BEGIN Input

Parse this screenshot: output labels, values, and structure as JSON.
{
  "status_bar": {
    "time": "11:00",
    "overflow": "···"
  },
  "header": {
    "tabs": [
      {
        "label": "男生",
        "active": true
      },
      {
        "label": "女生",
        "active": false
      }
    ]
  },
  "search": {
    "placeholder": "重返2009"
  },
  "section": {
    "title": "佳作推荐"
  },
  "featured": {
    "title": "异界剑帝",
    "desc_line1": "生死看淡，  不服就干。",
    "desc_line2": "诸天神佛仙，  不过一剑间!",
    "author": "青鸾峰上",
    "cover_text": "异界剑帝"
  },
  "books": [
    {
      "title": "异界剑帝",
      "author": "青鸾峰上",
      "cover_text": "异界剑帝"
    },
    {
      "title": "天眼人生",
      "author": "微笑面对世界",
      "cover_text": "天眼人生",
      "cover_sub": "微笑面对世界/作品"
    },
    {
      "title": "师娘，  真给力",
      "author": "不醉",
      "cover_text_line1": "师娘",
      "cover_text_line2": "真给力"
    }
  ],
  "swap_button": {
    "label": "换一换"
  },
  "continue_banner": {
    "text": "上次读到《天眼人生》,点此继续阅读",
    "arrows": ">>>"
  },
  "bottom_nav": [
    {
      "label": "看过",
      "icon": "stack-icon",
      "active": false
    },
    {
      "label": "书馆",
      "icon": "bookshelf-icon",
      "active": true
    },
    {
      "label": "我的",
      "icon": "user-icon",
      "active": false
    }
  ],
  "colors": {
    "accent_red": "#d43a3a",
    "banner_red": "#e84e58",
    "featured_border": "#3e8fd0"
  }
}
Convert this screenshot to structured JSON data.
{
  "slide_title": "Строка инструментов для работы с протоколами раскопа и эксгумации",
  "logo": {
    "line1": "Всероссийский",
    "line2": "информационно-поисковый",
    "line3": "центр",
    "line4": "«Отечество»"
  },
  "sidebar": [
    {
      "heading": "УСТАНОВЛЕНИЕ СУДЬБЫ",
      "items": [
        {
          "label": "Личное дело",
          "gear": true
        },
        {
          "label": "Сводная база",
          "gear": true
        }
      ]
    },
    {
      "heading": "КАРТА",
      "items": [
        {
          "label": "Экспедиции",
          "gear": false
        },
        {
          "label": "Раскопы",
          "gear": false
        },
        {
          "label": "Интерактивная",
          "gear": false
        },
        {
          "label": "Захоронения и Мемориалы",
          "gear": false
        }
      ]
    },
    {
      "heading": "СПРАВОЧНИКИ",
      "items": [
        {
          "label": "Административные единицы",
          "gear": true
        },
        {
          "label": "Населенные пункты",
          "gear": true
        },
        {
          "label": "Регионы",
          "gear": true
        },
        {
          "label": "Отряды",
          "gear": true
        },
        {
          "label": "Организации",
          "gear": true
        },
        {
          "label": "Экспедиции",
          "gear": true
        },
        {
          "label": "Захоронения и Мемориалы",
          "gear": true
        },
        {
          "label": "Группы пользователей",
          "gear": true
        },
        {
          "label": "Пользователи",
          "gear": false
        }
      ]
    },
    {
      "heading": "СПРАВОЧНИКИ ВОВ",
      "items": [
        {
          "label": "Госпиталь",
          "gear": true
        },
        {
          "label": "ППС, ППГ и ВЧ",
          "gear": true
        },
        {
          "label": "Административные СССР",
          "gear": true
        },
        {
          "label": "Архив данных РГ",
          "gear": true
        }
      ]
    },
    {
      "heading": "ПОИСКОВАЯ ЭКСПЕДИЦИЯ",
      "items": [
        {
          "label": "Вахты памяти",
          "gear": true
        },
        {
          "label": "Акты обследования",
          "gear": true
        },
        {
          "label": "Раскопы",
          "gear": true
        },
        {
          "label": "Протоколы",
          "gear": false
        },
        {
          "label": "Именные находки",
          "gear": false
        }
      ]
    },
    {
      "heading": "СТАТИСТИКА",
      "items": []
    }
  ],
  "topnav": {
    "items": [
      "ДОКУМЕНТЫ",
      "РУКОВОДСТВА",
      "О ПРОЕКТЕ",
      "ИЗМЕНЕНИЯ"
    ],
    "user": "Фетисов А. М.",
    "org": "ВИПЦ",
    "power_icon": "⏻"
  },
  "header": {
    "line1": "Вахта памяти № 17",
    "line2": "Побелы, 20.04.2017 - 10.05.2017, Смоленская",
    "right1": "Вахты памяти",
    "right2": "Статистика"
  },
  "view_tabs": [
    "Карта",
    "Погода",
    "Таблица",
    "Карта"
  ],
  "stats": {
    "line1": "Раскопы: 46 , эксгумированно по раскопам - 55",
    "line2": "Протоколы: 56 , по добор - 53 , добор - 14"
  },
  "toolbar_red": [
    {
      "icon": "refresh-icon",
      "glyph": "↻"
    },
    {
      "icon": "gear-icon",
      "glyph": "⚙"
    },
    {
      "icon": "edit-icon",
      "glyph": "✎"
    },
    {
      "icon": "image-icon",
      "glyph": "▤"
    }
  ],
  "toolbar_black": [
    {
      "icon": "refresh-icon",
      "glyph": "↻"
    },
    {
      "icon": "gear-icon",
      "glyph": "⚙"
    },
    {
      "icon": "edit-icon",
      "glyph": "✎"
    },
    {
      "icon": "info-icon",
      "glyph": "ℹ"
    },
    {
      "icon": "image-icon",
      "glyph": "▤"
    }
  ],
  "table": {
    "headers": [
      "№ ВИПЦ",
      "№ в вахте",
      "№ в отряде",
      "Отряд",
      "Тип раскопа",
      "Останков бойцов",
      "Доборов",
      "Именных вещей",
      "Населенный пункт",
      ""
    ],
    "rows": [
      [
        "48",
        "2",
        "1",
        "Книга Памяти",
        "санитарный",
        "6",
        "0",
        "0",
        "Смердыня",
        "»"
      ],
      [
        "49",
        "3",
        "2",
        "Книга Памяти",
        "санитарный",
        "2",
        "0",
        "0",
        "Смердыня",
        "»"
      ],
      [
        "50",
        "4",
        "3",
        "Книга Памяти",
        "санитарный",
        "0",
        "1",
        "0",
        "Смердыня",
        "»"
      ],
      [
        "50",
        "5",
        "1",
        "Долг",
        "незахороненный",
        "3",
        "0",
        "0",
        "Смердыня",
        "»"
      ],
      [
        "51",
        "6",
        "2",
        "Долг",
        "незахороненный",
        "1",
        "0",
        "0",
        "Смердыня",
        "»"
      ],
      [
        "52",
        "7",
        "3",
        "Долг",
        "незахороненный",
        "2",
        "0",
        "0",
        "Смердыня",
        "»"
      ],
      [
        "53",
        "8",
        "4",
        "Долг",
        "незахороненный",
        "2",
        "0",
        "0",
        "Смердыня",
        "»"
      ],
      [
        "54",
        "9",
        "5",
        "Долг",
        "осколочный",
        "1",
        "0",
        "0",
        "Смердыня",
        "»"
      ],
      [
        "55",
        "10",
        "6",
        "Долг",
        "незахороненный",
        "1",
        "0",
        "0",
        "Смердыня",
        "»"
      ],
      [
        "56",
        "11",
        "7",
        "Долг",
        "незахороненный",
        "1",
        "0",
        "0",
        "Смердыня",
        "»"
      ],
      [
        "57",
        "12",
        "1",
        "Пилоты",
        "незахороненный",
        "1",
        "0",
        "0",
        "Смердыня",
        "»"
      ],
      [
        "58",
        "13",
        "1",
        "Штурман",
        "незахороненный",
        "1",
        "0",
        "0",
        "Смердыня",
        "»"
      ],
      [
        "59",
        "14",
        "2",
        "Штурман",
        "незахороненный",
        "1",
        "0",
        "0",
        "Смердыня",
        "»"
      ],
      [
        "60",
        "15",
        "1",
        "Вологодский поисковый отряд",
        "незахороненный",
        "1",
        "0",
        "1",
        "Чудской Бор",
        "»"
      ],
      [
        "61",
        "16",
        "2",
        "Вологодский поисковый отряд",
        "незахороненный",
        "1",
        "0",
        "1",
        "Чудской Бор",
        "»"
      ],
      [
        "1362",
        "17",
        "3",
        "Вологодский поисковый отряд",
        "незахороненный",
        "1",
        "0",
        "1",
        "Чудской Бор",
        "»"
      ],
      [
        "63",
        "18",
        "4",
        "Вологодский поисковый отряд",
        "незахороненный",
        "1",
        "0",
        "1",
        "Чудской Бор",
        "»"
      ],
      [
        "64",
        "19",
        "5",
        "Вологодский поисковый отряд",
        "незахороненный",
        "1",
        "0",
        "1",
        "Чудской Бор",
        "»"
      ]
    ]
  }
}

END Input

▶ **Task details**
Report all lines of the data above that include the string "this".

▶ **Task answer**
Parse this screenshot: output labels, values, and structure as JSON.
Convert this screenshot to structured JSON data.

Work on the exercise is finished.